┌─ EXERCISE INPUTS

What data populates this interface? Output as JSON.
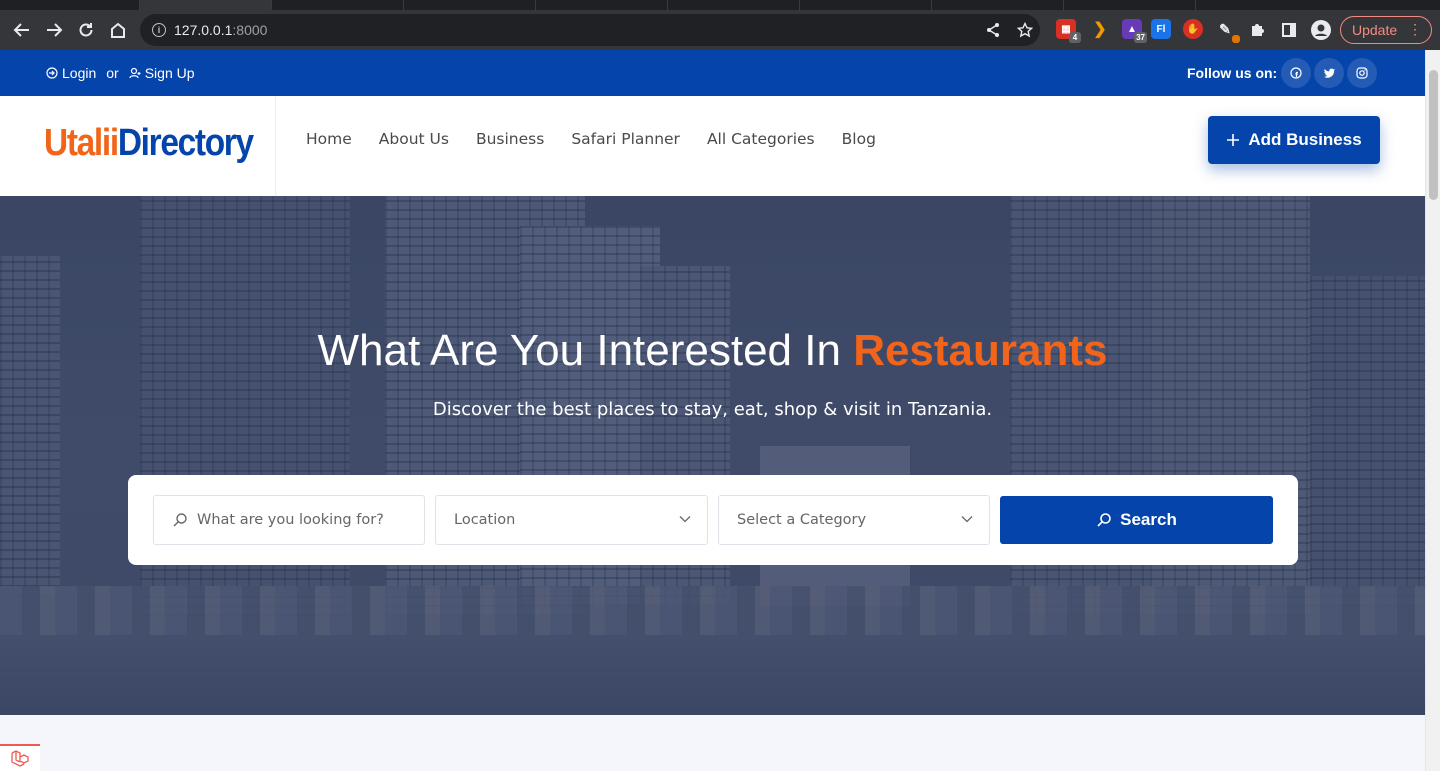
{
  "browser": {
    "url_host": "127.0.0.1",
    "url_port": ":8000",
    "update_label": "Update",
    "extensions": [
      {
        "name": "calendar-extension-icon",
        "badge": "4",
        "color": "#d93025"
      },
      {
        "name": "swirl-extension-icon",
        "badge": "",
        "color": "#f29900"
      },
      {
        "name": "hat-extension-icon",
        "badge": "37",
        "color": "#673ab7"
      },
      {
        "name": "ft-extension-icon",
        "badge": "",
        "color": "#1a73e8"
      },
      {
        "name": "hand-extension-icon",
        "badge": "",
        "color": "#d93025"
      },
      {
        "name": "pen-extension-icon",
        "badge": "",
        "color": "#e37400"
      }
    ]
  },
  "topbar": {
    "login_label": "Login",
    "or_label": "or",
    "signup_label": "Sign Up",
    "follow_label": "Follow us on:",
    "socials": [
      "facebook-icon",
      "twitter-icon",
      "instagram-icon"
    ]
  },
  "header": {
    "logo_part1": "Utalii",
    "logo_part2": "Directory",
    "nav": [
      "Home",
      "About Us",
      "Business",
      "Safari Planner",
      "All Categories",
      "Blog"
    ],
    "add_business_label": "Add Business"
  },
  "hero": {
    "title_prefix": "What Are You Interested In",
    "title_highlight": "Restaurants",
    "subtitle": "Discover the best places to stay, eat, shop & visit in Tanzania."
  },
  "search": {
    "keyword_placeholder": "What are you looking for?",
    "location_placeholder": "Location",
    "category_placeholder": "Select a Category",
    "button_label": "Search"
  },
  "colors": {
    "brand_blue": "#0545ab",
    "accent_orange": "#f2641a"
  }
}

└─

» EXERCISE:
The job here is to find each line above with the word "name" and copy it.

» ANSWER TO THIS TASK:
        "name": "calendar-extension-icon",
        "name": "swirl-extension-icon",
        "name": "hat-extension-icon",
        "name": "ft-extension-icon",
        "name": "hand-extension-icon",
        "name": "pen-extension-icon",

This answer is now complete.